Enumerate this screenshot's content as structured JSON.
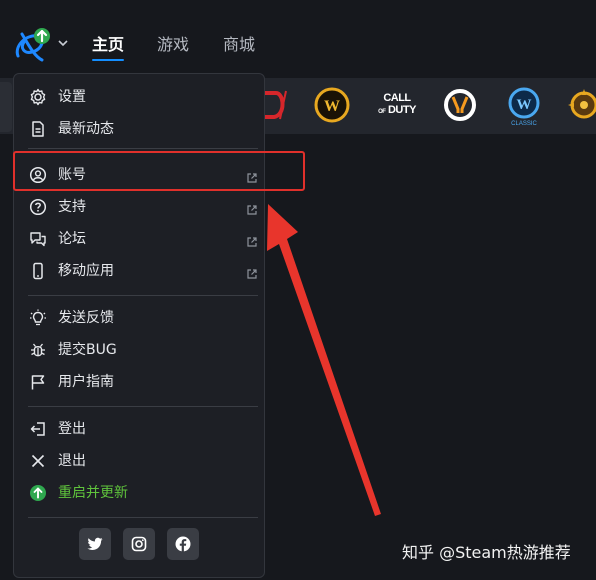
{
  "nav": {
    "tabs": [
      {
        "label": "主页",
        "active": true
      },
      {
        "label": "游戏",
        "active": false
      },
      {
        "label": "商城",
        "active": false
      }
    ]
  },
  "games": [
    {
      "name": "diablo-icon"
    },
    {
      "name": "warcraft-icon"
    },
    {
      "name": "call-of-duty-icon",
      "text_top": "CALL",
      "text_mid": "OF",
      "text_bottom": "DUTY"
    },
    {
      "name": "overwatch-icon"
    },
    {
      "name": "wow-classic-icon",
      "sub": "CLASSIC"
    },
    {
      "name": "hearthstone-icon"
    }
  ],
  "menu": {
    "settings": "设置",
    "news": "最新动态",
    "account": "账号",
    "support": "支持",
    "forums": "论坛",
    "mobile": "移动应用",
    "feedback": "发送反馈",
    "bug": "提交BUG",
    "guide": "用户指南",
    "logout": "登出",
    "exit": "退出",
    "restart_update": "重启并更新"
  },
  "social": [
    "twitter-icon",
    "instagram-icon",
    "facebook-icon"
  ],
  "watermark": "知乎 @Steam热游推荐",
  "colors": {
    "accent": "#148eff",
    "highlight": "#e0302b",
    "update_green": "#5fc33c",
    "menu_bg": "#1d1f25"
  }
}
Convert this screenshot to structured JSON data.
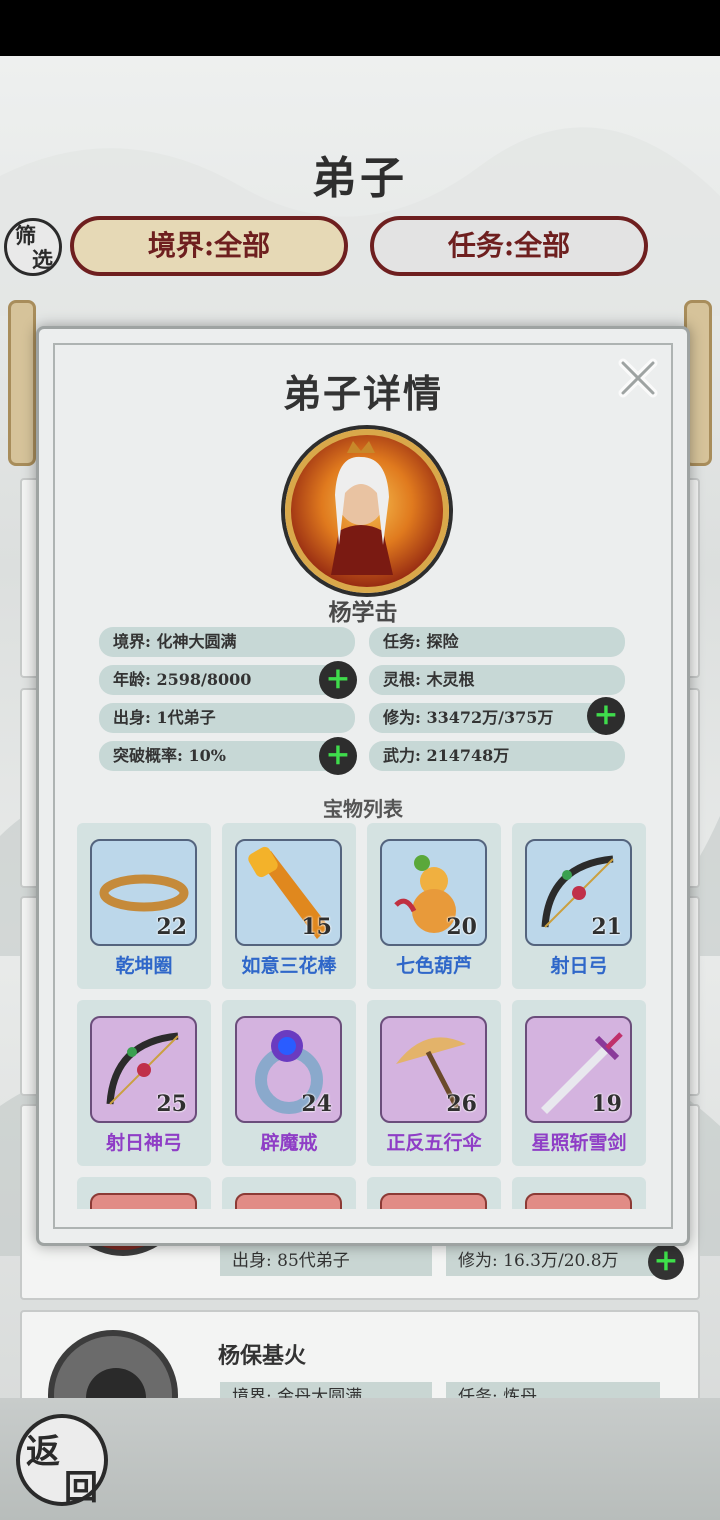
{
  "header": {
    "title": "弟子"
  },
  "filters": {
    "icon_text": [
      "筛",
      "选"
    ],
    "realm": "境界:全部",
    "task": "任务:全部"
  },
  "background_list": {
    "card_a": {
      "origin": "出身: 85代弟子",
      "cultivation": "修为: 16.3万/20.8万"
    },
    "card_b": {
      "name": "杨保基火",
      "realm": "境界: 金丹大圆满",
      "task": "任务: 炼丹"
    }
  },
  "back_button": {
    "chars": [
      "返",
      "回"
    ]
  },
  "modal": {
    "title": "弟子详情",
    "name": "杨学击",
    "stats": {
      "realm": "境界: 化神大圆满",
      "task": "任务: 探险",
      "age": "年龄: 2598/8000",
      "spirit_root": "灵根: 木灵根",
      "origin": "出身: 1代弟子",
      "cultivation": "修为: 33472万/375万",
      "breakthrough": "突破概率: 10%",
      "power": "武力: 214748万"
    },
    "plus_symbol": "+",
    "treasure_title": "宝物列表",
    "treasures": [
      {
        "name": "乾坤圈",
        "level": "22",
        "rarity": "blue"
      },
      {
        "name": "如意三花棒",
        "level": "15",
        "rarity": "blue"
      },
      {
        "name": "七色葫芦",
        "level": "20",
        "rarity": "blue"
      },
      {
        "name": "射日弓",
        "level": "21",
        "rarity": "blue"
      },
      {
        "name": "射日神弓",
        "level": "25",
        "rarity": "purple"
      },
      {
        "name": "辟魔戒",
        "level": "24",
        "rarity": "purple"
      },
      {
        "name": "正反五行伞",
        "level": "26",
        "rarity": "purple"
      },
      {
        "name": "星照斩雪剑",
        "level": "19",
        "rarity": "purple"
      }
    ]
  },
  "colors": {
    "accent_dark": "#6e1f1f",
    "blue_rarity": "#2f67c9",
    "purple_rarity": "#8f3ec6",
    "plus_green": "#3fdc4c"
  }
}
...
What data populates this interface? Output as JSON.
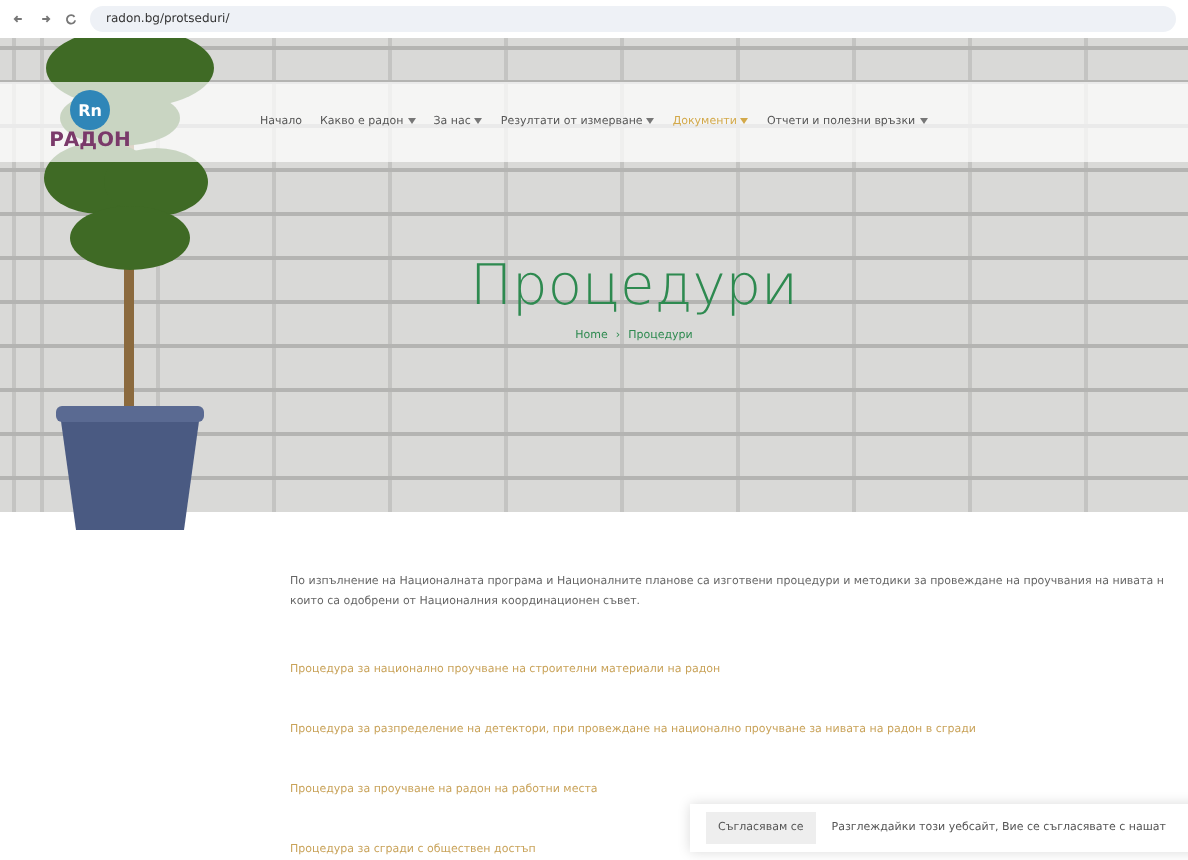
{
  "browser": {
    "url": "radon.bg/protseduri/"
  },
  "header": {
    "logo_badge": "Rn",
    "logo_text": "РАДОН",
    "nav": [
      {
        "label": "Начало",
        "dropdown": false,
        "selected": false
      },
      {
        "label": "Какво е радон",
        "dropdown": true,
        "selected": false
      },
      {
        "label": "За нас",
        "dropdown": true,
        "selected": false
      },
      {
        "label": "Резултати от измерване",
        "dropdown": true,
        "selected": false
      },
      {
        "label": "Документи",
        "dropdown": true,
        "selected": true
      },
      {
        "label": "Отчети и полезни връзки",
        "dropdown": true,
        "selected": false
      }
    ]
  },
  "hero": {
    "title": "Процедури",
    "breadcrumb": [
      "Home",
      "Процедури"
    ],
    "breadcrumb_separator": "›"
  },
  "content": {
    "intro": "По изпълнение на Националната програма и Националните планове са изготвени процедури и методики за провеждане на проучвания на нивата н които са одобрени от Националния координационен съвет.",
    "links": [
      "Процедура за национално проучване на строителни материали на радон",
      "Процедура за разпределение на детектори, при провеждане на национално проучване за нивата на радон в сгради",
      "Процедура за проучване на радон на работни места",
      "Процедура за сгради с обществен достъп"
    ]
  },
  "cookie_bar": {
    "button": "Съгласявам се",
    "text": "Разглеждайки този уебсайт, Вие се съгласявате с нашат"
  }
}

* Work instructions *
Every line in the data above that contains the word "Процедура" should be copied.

* The completed task *
      "Процедура за национално проучване на строителни материали на радон",
      "Процедура за разпределение на детектори, при провеждане на национално проучване за нивата на радон в сгради",
      "Процедура за проучване на радон на работни места",
      "Процедура за сгради с обществен достъп"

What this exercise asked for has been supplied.